#18. ‘We didn’t tackle well today but we made up for it by not blocking.’ Wilson Matthews / Little Rock Central High School
#19. ‘I’ve found that prayers work best when you have big players.’ Knute Rockne / Notre Dame
#20. ‘Gentlemen, it is better to have died as a small boy than to fumble this football.’ John Heisman AUBURN
I’m a huge fan. Hoggworks brings the funny.
(Mac vs PC: Retail Wars!: http://www.youtube.com/watch?v=1RuIINeW8Iw)
If you enjoyed this, you’ll love Walt Mosspuppet – another creation of Hoggworks Studios.
Walt Mosspuppet has a YouTube channel of sorts which is where he started – a parody of Walt Mossberg and his "opinion" column in the Wall Street Journal, his appearances at All-Things-Digital, etc.:
(Warning: Some of this is NSFW.)
- Walt Mossberg: Reviews Snow Leopard
- Walt Mossberg: “I have sabotaged Microsoft”
- Walt Mossberg: Bill Gates is going to destroy Apple!
- Walt Mossberg’s Guide to Surviving Windows 7
- Walt Mossberg: "I am Responsible for Apple’s Success"
For more commentary from Walt Mosspuppet, visit the Mosspuppet blog & the Mosspuppet Twitter feed:
- Five Hundy By Midnight – “The Original Las Vegas Podcast”
Still, strangely, the best Las Vegas podcast out there… mostly because Tim & Michelle actually TALK about Las Vegas and Las Vegas related topics. Imagine that. The least professional podcast I listen to is one of the few podcasts that actually stays on the topic of the show. Wow. What a concept.
- Sessler’s Soapbox Video Podcast – “G4TV’s Editor-in-chief Adam Sessler’s video commentary”
Adam, besides being a UCLA Bruin, has one of the sharpest minds in the video game industry and shares his thoughts in a weekly podcast. Frankly, I wish this was a DAILY podcast because while I don’t always agree with him, his podcasts are always well-reasoned, rational, and thought-provoking. I wish every podcast I listened too was as such.

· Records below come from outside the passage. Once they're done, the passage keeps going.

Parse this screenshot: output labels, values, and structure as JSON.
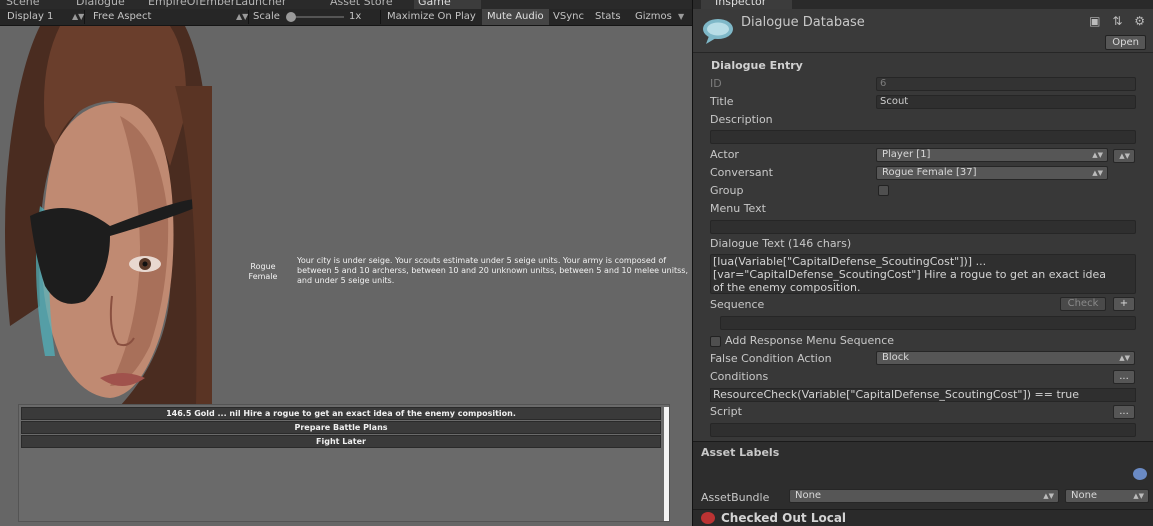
{
  "tabs": [
    "Scene",
    "Dialogue",
    "EmpireOfEmberLauncher",
    "Asset Store",
    "Game"
  ],
  "game_toolbar": {
    "display": "Display 1",
    "aspect": "Free Aspect",
    "scale_label": "Scale",
    "scale_value": "1x",
    "maximize": "Maximize On Play",
    "mute": "Mute Audio",
    "vsync": "VSync",
    "stats": "Stats",
    "gizmos": "Gizmos"
  },
  "game": {
    "npc_name_line1": "Rogue",
    "npc_name_line2": "Female",
    "npc_text": "Your city is under seige. Your scouts estimate under 5 seige units. Your army is composed of between 5 and 10 archerss, between 10 and 20 unknown unitss, between 5 and 10 melee unitss, and under 5 seige units.",
    "responses": [
      "146.5 Gold ... nil Hire a rogue to get an exact idea of the enemy composition.",
      "Prepare Battle Plans",
      "Fight Later"
    ]
  },
  "inspector": {
    "tab": "Inspector",
    "title": "Dialogue Database",
    "open": "Open",
    "section": "Dialogue Entry",
    "id_label": "ID",
    "id_value": "6",
    "title_label": "Title",
    "title_value": "Scout",
    "description_label": "Description",
    "description_value": "",
    "actor_label": "Actor",
    "actor_value": "Player [1]",
    "conversant_label": "Conversant",
    "conversant_value": "Rogue Female [37]",
    "group_label": "Group",
    "menu_text_label": "Menu Text",
    "menu_text_value": "",
    "dialogue_text_label": "Dialogue Text (146 chars)",
    "dialogue_text_line1": "[lua(Variable[\"CapitalDefense_ScoutingCost\"])] ...",
    "dialogue_text_line2": "[var=\"CapitalDefense_ScoutingCost\"] Hire a rogue to get an exact idea",
    "dialogue_text_line3": "of the enemy composition.",
    "sequence_label": "Sequence",
    "check_button": "Check",
    "plus_button": "+",
    "add_response_label": "Add Response Menu Sequence",
    "false_condition_label": "False Condition Action",
    "false_condition_value": "Block",
    "conditions_label": "Conditions",
    "conditions_value": "ResourceCheck(Variable[\"CapitalDefense_ScoutingCost\"])  == true",
    "script_label": "Script",
    "ellipsis": "..."
  },
  "asset_labels": {
    "title": "Asset Labels",
    "assetbundle_label": "AssetBundle",
    "assetbundle_value": "None",
    "variant_value": "None"
  },
  "checked_out": "Checked Out Local"
}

- Windows Weekly with Paul Thurrott & Leo Laporte
I blaze a trail through Leo’s Apple & Google zealotry to glean the wisdom that is Paul’s commentary on “all-things-Microsoft”. Paul’s always got a good perspective on matters, often understanding the motivations behind certain events that other’s don’t, and many times he says the things out loud that simply NEED to be said out loud and I think it’s very cathartic for people in IT. I think it’s also impressive that Paul understands as much as he does without actually being an employee.
- KOXM Official Xbox Magazine Podcast
This one surprised me: This is a really good quality podcast with a lot of great information, delivered by what I can only surmise are 3 guys high on weed. All kidding aside, Dan Amrich are hilarious and
- Onion News Network Video
No one makes a better professionally done web video than The Onion. Not ever College Humor’s originals beat The Onion for their consistent quality and gut-busting LMAOs.
- The Adam Carolla Podcast
Still one of the more oddly entertaining podcasts on the Interwebs, Adam never fails to make me laugh with some off-color and ass backward comment of his. With his professionally sharpened wit and litany of top shelf guests, it’s no wonder his podcast is one of the top 10 most listened to.
- Xbox Live’s Major Nelson Radio
Oddly, KOXM talks more about Xbox than Larry usually does. Although sometimes as much as 50% of the podcast often has absolutely nothing to do with Xbox, gaming, or even anything Microsoft-related, it’s still a good source of interesting information like NPD sales statistics of consoles and games monthly, new console enhancements, and ‘why/how people get banned from Xbox Live’. So if you can fast forward through the iPhone-talk, Blu-ray-babble, and Kindle-fawning, you can usually get good insight into events like PAX, Tokyo Game Show, and E3.
- WMExperts Podcast
The guys over at WMExperts do a really good job on podcasting week after week about a story that… well… is really tough to report on considering how LITTLE is being actually released about new devices and new software products for Windows Mobile recently. I really have to tip my hat to these guys for doing what they do on a week-to-week basis… and I listen to their broadcast every week religiously. Funny how OUR own product group doesn’t have anything like this despite desperately needing a little community development and publicity.